Which lines below contain the word "security"? Copy each of them.

**** DATA FOR ANALYSIS

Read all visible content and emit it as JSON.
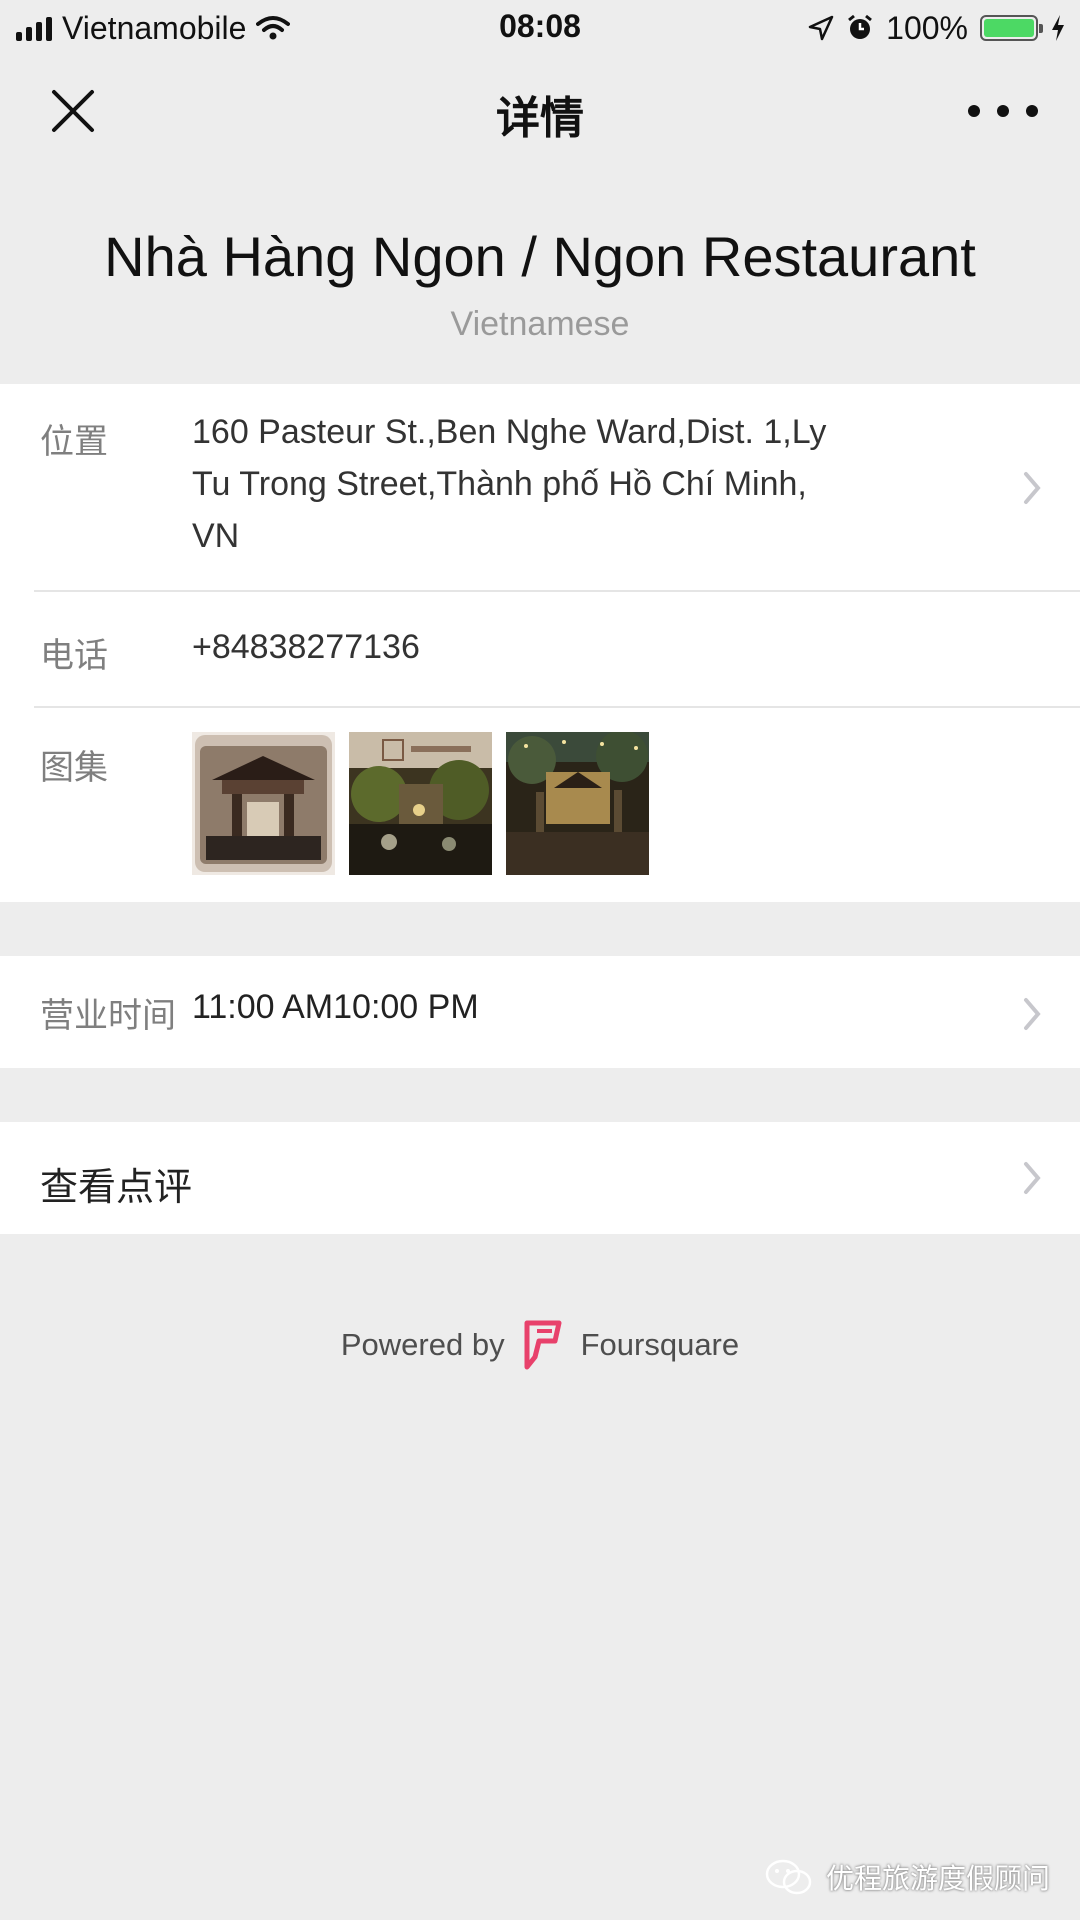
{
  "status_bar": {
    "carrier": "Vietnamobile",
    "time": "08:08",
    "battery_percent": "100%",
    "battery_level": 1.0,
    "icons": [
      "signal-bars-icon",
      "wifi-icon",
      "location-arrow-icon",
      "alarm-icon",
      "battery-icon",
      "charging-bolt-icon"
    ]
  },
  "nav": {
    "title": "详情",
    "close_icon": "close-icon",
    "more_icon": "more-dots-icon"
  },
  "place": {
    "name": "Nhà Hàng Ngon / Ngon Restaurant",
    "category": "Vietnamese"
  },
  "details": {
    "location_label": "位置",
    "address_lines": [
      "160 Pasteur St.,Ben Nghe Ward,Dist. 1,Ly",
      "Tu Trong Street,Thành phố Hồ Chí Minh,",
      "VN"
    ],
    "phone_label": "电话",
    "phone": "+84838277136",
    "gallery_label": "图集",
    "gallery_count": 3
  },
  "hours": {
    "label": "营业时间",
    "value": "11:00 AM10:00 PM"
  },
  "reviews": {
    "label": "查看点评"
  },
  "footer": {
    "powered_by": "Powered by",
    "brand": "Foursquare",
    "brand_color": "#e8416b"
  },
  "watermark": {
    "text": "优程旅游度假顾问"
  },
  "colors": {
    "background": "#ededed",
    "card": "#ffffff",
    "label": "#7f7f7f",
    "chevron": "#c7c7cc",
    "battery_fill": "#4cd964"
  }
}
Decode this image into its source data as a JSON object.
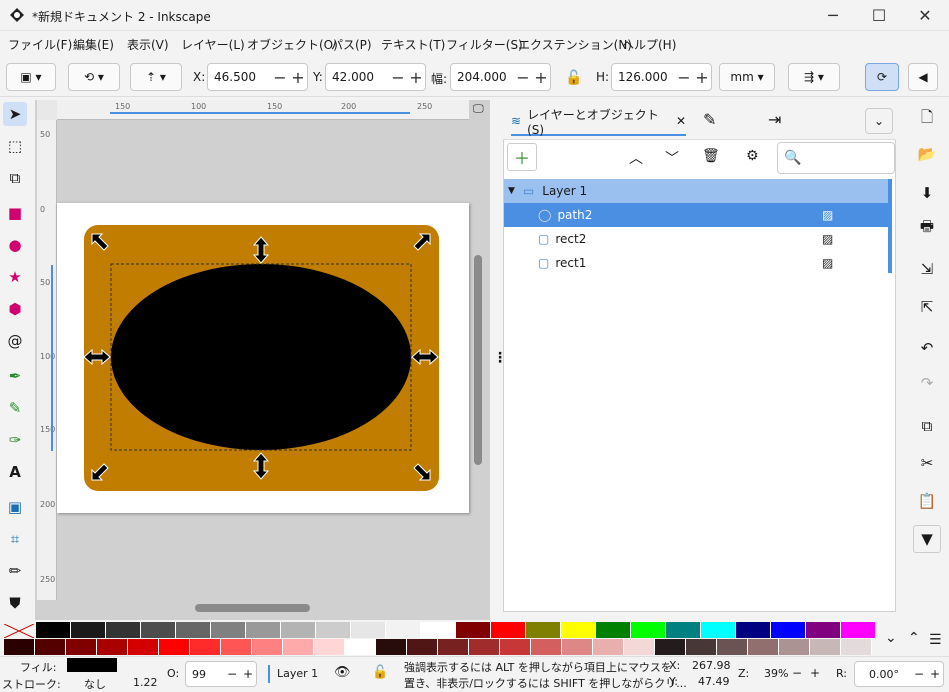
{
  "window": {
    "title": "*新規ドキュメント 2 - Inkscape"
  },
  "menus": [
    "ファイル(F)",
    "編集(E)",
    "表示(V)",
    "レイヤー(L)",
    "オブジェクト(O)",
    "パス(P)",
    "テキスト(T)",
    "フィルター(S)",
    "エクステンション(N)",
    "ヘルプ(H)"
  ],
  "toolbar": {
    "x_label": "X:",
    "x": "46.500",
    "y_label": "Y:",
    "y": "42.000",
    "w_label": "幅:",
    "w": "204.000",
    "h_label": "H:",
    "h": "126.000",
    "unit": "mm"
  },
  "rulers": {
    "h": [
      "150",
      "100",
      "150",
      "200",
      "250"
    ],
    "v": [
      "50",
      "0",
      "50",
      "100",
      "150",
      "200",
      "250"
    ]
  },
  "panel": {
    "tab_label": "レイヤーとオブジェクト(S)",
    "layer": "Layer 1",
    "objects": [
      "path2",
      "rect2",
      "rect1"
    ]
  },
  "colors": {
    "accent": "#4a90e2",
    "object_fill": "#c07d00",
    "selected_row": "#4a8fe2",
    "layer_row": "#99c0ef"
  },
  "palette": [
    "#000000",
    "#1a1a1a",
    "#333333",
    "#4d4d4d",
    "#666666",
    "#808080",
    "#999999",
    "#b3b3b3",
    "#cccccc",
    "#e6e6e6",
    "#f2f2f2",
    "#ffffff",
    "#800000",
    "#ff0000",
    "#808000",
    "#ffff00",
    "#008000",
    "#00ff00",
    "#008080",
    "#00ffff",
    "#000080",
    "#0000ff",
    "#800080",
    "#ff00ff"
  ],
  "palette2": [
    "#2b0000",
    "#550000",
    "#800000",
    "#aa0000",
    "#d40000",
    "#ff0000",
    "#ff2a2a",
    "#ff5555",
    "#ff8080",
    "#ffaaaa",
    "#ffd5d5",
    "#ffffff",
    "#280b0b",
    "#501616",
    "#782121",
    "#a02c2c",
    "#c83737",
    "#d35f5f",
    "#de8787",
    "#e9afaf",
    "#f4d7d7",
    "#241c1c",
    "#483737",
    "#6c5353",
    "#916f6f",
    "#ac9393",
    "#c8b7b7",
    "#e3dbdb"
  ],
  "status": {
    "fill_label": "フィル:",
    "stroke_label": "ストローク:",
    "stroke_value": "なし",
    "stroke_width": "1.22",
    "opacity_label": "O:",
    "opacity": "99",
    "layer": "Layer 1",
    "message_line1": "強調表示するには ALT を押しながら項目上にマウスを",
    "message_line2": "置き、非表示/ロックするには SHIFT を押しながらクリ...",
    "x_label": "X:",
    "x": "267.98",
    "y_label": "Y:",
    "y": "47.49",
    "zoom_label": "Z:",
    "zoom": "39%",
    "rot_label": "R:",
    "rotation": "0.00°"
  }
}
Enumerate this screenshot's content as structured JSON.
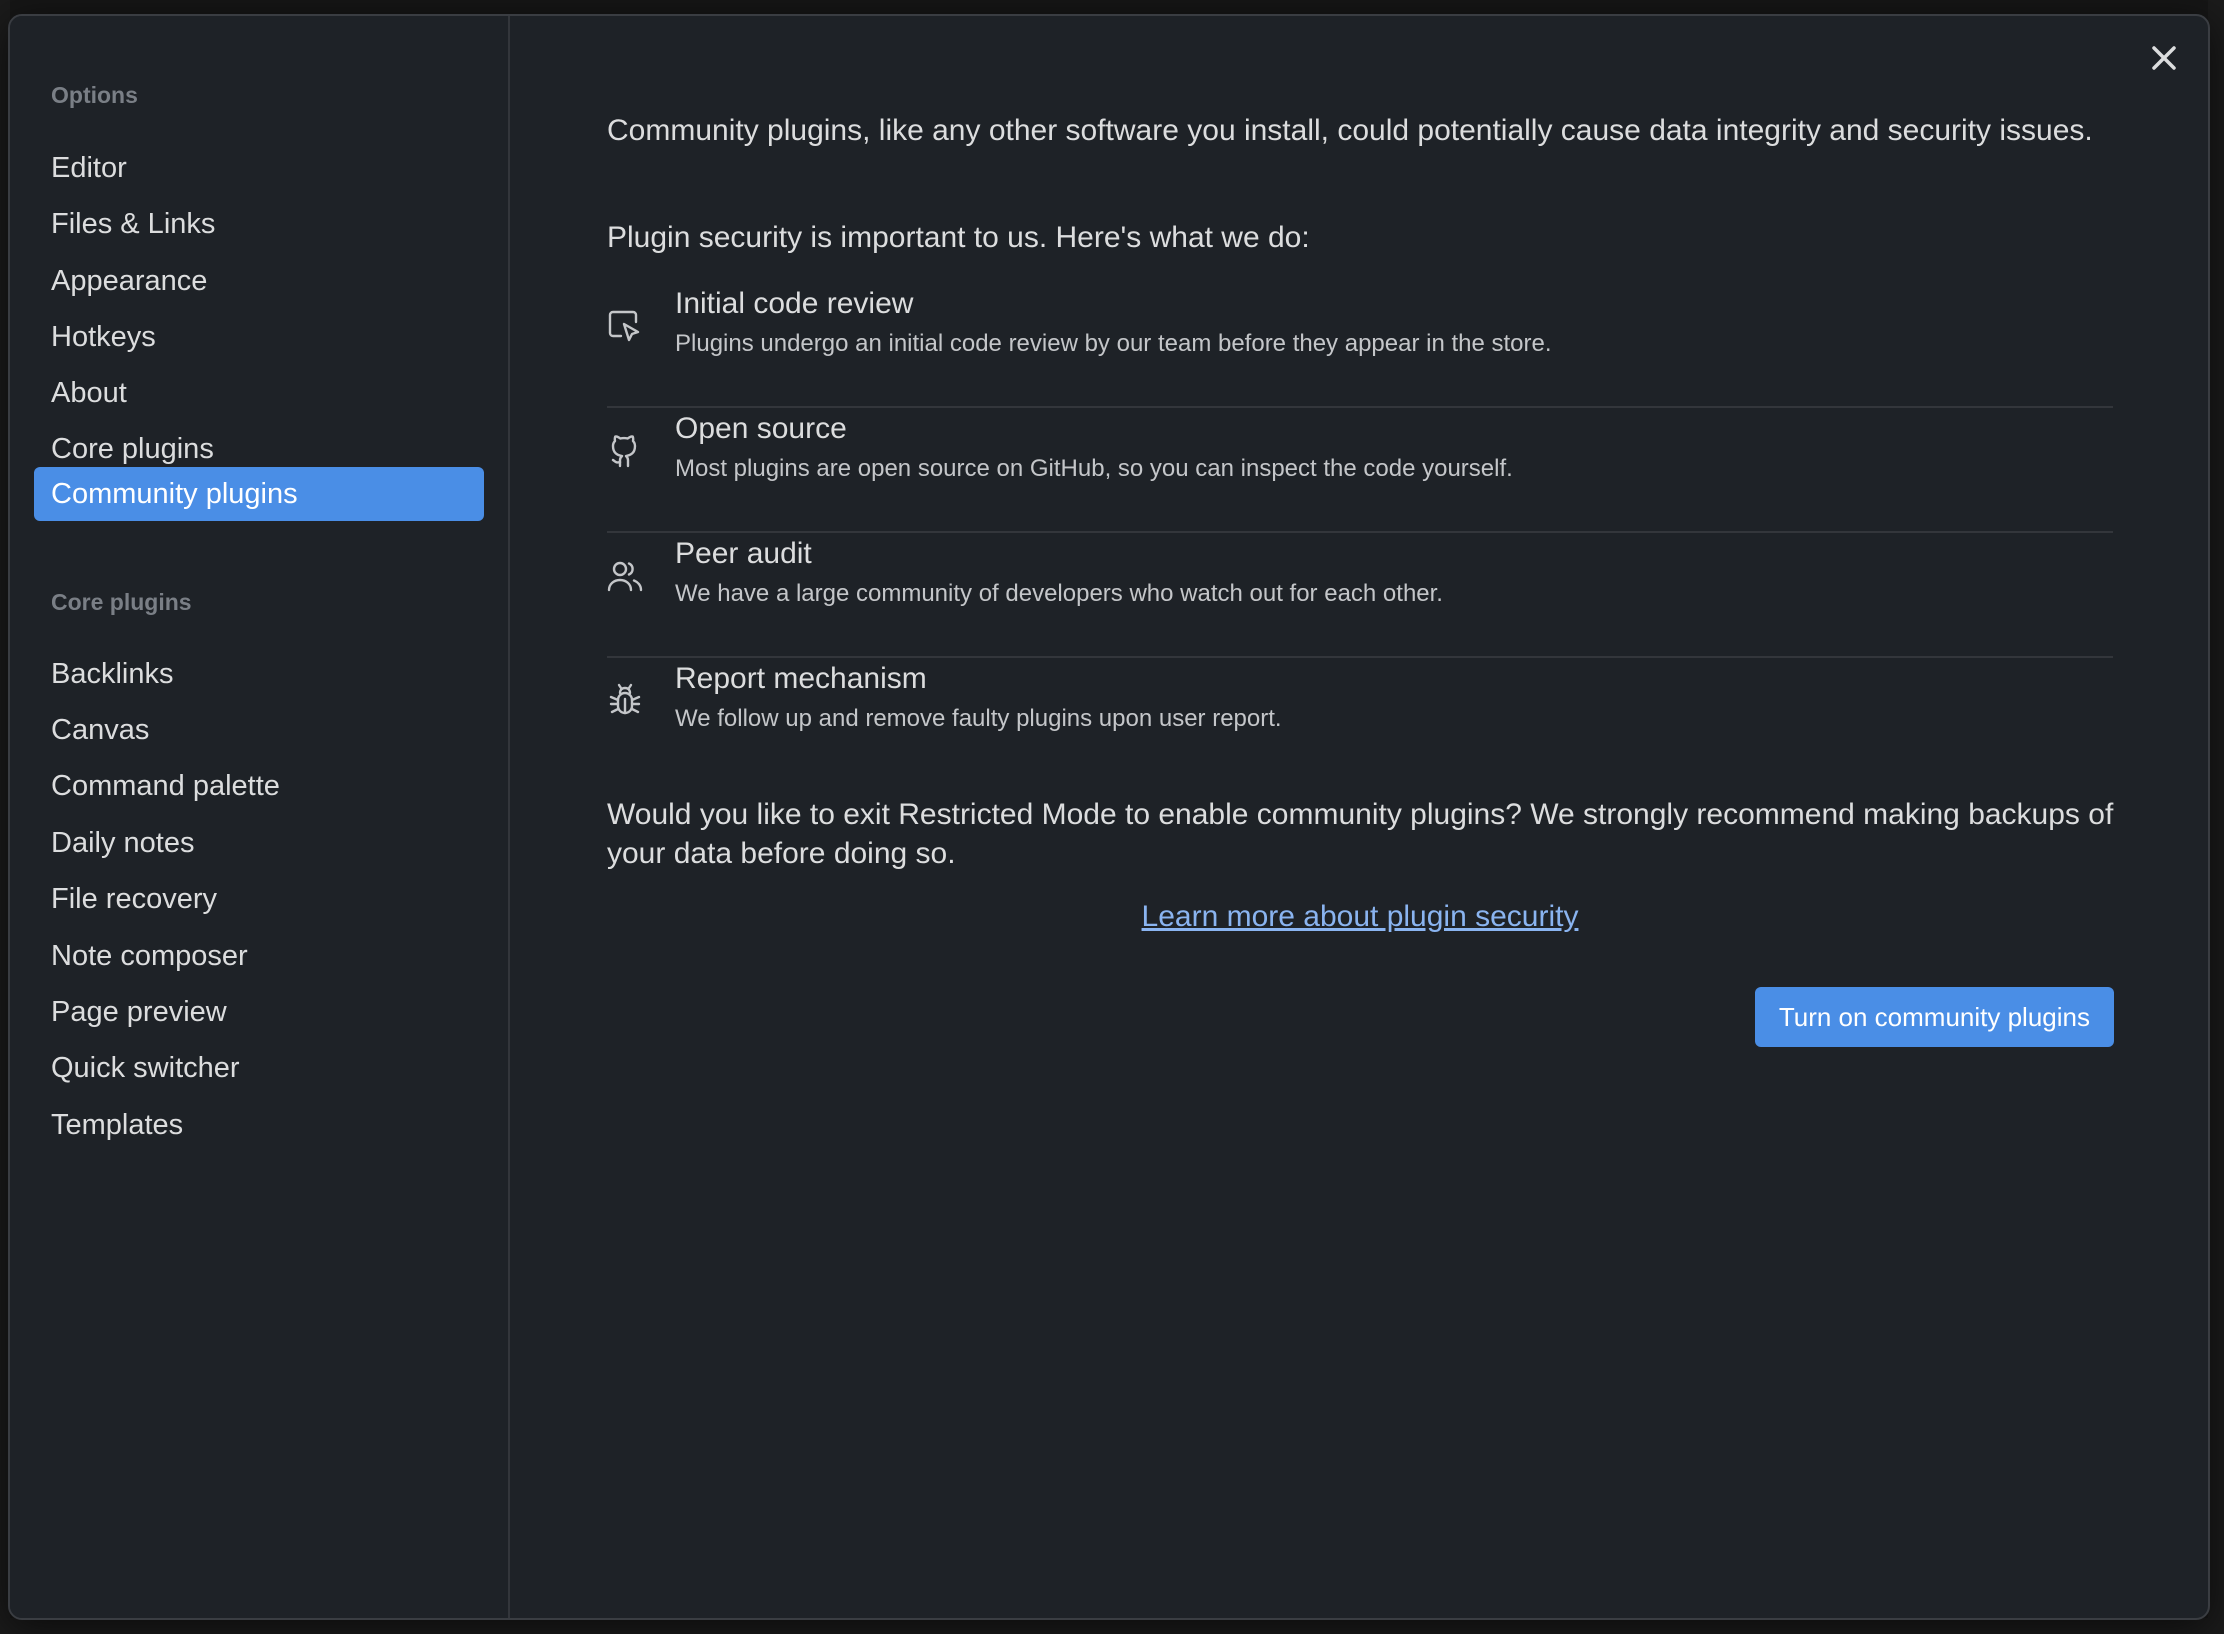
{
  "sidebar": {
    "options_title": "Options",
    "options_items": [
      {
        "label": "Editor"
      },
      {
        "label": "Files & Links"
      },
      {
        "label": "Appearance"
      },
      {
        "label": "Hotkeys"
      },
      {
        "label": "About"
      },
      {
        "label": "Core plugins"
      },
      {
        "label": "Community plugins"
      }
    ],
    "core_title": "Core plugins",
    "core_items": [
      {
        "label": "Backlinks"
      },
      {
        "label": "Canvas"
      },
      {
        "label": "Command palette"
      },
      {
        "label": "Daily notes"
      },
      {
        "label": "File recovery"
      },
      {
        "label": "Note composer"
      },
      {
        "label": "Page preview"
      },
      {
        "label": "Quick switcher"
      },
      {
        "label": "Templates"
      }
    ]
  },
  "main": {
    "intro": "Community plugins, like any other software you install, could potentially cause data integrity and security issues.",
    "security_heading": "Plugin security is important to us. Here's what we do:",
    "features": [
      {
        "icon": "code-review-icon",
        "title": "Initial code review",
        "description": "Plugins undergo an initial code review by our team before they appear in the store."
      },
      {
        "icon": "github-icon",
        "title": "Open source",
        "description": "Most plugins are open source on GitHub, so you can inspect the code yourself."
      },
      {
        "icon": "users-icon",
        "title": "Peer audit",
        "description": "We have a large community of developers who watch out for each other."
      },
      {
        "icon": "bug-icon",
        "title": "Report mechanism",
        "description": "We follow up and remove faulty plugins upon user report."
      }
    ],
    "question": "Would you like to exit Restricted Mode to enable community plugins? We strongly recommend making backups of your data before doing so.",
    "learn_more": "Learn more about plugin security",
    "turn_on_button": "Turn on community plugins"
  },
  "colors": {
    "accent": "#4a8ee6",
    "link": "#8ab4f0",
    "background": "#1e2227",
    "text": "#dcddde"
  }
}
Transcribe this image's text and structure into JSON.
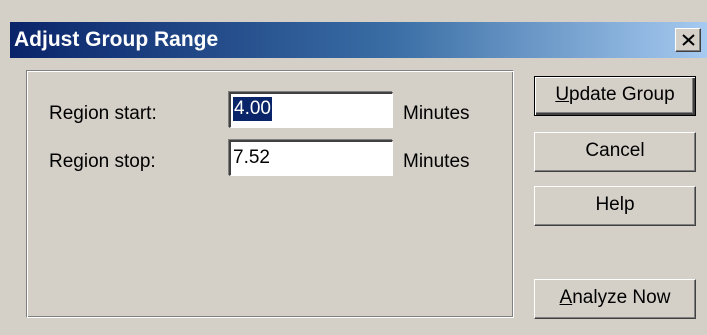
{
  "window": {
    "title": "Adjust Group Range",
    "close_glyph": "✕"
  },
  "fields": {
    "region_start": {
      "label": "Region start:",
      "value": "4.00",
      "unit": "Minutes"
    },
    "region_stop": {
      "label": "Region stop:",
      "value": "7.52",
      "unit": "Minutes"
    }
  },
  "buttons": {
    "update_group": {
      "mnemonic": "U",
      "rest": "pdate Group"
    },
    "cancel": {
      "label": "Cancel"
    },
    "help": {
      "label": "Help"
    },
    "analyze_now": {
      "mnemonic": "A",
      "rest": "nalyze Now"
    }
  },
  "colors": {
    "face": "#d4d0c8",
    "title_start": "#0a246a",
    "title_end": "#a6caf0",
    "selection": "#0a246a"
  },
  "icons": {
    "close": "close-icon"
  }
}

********

**SOLUTION FOR THIS PROBLEM:**
    "intro": "Community plugins, like any other software you install, could potentially cause data integrity and security issues.",
    "security_heading": "Plugin security is important to us. Here's what we do:",
    "learn_more": "Learn more about plugin security",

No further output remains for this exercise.